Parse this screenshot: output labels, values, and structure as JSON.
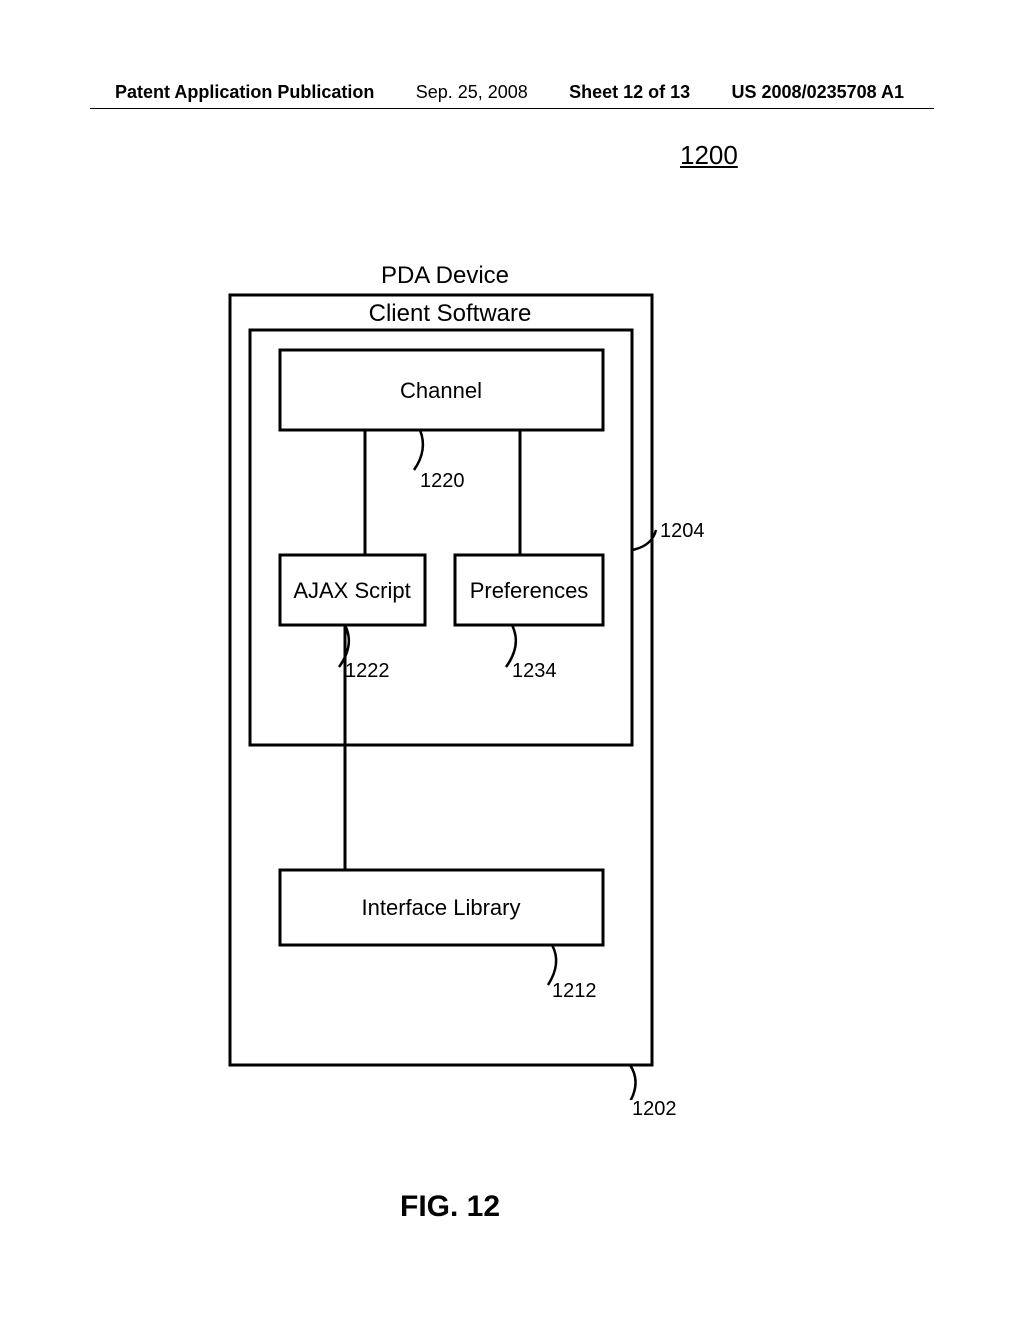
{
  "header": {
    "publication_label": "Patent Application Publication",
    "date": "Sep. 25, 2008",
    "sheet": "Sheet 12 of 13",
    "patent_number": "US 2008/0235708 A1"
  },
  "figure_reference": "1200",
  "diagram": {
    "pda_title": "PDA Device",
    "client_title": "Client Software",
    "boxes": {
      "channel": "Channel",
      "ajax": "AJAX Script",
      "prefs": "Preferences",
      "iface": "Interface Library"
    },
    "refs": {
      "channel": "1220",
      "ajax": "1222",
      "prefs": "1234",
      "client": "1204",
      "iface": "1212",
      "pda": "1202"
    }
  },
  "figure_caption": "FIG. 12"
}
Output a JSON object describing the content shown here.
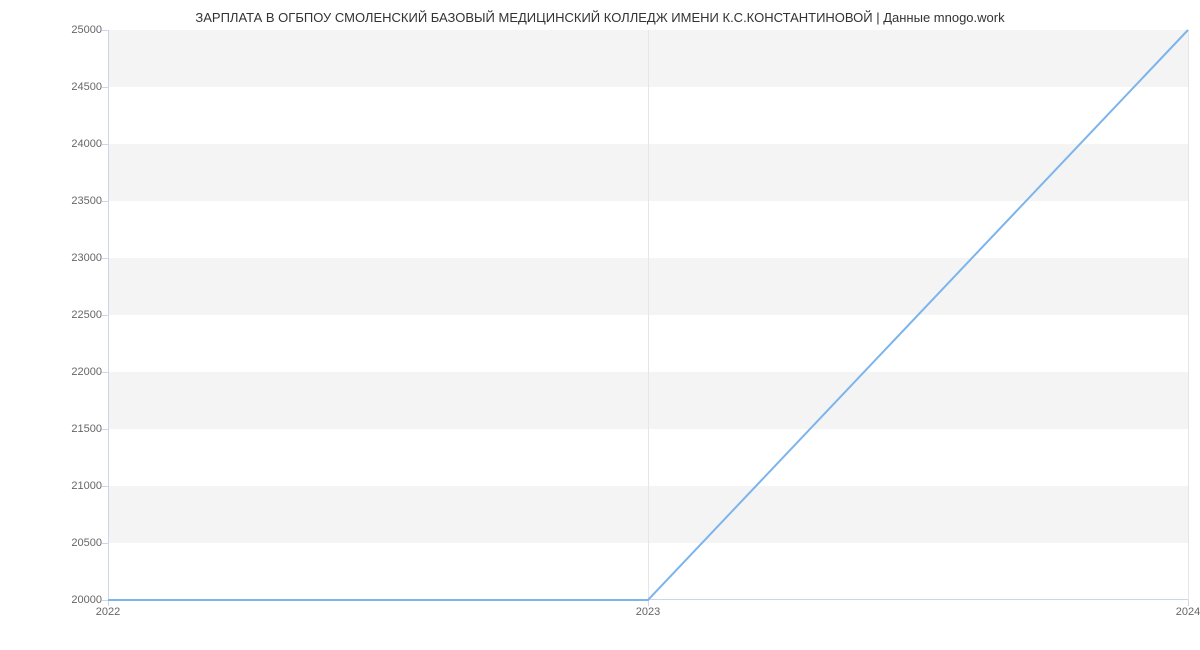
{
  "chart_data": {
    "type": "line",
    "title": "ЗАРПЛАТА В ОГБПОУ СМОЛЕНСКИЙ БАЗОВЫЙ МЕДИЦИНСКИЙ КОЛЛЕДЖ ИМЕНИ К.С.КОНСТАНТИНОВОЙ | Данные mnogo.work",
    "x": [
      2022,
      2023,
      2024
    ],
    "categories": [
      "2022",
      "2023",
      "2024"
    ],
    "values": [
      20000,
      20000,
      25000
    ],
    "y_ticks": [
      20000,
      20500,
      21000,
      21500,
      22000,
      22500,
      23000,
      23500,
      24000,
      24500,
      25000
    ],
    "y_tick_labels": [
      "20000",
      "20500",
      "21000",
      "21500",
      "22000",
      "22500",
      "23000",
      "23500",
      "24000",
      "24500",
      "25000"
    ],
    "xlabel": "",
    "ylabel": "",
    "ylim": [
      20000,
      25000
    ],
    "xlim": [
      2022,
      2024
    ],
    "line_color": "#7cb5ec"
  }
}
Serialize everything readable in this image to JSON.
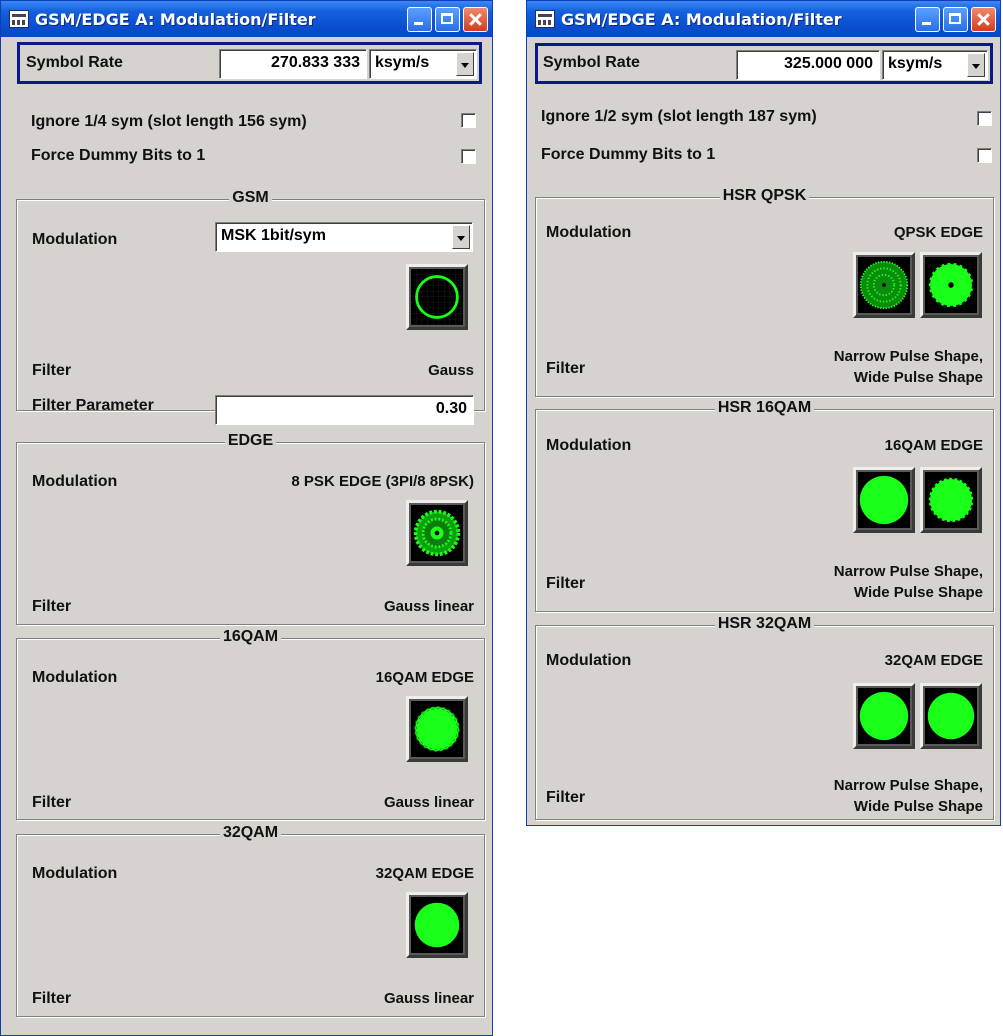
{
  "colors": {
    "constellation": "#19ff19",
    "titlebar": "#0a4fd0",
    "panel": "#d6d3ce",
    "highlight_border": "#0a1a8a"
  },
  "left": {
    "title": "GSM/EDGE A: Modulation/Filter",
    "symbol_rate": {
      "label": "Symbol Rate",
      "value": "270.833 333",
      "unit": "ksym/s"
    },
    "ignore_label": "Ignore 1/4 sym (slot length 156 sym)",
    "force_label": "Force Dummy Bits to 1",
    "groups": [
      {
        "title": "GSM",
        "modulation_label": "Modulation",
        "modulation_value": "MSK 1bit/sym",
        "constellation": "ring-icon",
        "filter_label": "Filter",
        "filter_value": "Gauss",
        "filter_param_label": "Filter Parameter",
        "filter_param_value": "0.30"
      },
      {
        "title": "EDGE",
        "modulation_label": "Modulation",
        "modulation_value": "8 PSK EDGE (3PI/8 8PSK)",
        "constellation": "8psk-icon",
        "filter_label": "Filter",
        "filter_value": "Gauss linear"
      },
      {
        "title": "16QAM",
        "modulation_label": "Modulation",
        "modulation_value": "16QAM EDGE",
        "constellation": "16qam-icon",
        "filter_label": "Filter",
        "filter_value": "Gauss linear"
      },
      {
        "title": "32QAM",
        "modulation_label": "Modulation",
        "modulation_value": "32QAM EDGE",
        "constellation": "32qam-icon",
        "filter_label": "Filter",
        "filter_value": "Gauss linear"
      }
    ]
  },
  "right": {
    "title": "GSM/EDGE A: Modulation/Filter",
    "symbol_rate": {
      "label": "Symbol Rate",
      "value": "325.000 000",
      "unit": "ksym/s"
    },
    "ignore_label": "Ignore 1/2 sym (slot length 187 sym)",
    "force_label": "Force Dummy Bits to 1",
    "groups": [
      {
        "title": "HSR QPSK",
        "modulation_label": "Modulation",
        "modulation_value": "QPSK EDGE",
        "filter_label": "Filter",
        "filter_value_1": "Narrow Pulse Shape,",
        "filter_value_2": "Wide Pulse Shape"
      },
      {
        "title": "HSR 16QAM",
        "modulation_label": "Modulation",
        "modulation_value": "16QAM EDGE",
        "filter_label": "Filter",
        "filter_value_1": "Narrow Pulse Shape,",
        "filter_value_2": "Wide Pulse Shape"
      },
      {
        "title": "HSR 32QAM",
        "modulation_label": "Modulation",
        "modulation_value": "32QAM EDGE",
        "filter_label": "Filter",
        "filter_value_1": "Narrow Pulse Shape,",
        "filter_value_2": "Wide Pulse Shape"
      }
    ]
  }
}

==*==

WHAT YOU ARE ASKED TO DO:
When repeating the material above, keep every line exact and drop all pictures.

ANSWER TO THE PROBLEM:
Parse this screenshot: output labels, values, and structure as JSON.
{
  "header": {
    "publication_label": "Patent Application Publication",
    "date": "Sep. 25, 2008",
    "sheet": "Sheet 12 of 13",
    "patent_number": "US 2008/0235708 A1"
  },
  "figure_reference": "1200",
  "diagram": {
    "pda_title": "PDA Device",
    "client_title": "Client Software",
    "boxes": {
      "channel": "Channel",
      "ajax": "AJAX Script",
      "prefs": "Preferences",
      "iface": "Interface Library"
    },
    "refs": {
      "channel": "1220",
      "ajax": "1222",
      "prefs": "1234",
      "client": "1204",
      "iface": "1212",
      "pda": "1202"
    }
  },
  "figure_caption": "FIG. 12"
}
Output a JSON object describing the content shown here.
{
  "chart_data": {
    "type": "line",
    "title": "ЗАРПЛАТА В ОГБПОУ СМОЛЕНСКИЙ БАЗОВЫЙ МЕДИЦИНСКИЙ КОЛЛЕДЖ ИМЕНИ К.С.КОНСТАНТИНОВОЙ | Данные mnogo.work",
    "x": [
      2022,
      2023,
      2024
    ],
    "categories": [
      "2022",
      "2023",
      "2024"
    ],
    "values": [
      20000,
      20000,
      25000
    ],
    "y_ticks": [
      20000,
      20500,
      21000,
      21500,
      22000,
      22500,
      23000,
      23500,
      24000,
      24500,
      25000
    ],
    "y_tick_labels": [
      "20000",
      "20500",
      "21000",
      "21500",
      "22000",
      "22500",
      "23000",
      "23500",
      "24000",
      "24500",
      "25000"
    ],
    "xlabel": "",
    "ylabel": "",
    "ylim": [
      20000,
      25000
    ],
    "xlim": [
      2022,
      2024
    ],
    "line_color": "#7cb5ec"
  }
}
Serialize everything readable in this image to JSON.
{
  "colors": {
    "constellation": "#19ff19",
    "titlebar": "#0a4fd0",
    "panel": "#d6d3ce",
    "highlight_border": "#0a1a8a"
  },
  "left": {
    "title": "GSM/EDGE A: Modulation/Filter",
    "symbol_rate": {
      "label": "Symbol Rate",
      "value": "270.833 333",
      "unit": "ksym/s"
    },
    "ignore_label": "Ignore 1/4 sym (slot length 156 sym)",
    "force_label": "Force Dummy Bits to 1",
    "groups": [
      {
        "title": "GSM",
        "modulation_label": "Modulation",
        "modulation_value": "MSK 1bit/sym",
        "constellation": "ring-icon",
        "filter_label": "Filter",
        "filter_value": "Gauss",
        "filter_param_label": "Filter Parameter",
        "filter_param_value": "0.30"
      },
      {
        "title": "EDGE",
        "modulation_label": "Modulation",
        "modulation_value": "8 PSK EDGE (3PI/8 8PSK)",
        "constellation": "8psk-icon",
        "filter_label": "Filter",
        "filter_value": "Gauss linear"
      },
      {
        "title": "16QAM",
        "modulation_label": "Modulation",
        "modulation_value": "16QAM EDGE",
        "constellation": "16qam-icon",
        "filter_label": "Filter",
        "filter_value": "Gauss linear"
      },
      {
        "title": "32QAM",
        "modulation_label": "Modulation",
        "modulation_value": "32QAM EDGE",
        "constellation": "32qam-icon",
        "filter_label": "Filter",
        "filter_value": "Gauss linear"
      }
    ]
  },
  "right": {
    "title": "GSM/EDGE A: Modulation/Filter",
    "symbol_rate": {
      "label": "Symbol Rate",
      "value": "325.000 000",
      "unit": "ksym/s"
    },
    "ignore_label": "Ignore 1/2 sym (slot length 187 sym)",
    "force_label": "Force Dummy Bits to 1",
    "groups": [
      {
        "title": "HSR QPSK",
        "modulation_label": "Modulation",
        "modulation_value": "QPSK EDGE",
        "filter_label": "Filter",
        "filter_value_1": "Narrow Pulse Shape,",
        "filter_value_2": "Wide Pulse Shape"
      },
      {
        "title": "HSR 16QAM",
        "modulation_label": "Modulation",
        "modulation_value": "16QAM EDGE",
        "filter_label": "Filter",
        "filter_value_1": "Narrow Pulse Shape,",
        "filter_value_2": "Wide Pulse Shape"
      },
      {
        "title": "HSR 32QAM",
        "modulation_label": "Modulation",
        "modulation_value": "32QAM EDGE",
        "filter_label": "Filter",
        "filter_value_1": "Narrow Pulse Shape,",
        "filter_value_2": "Wide Pulse Shape"
      }
    ]
  }
}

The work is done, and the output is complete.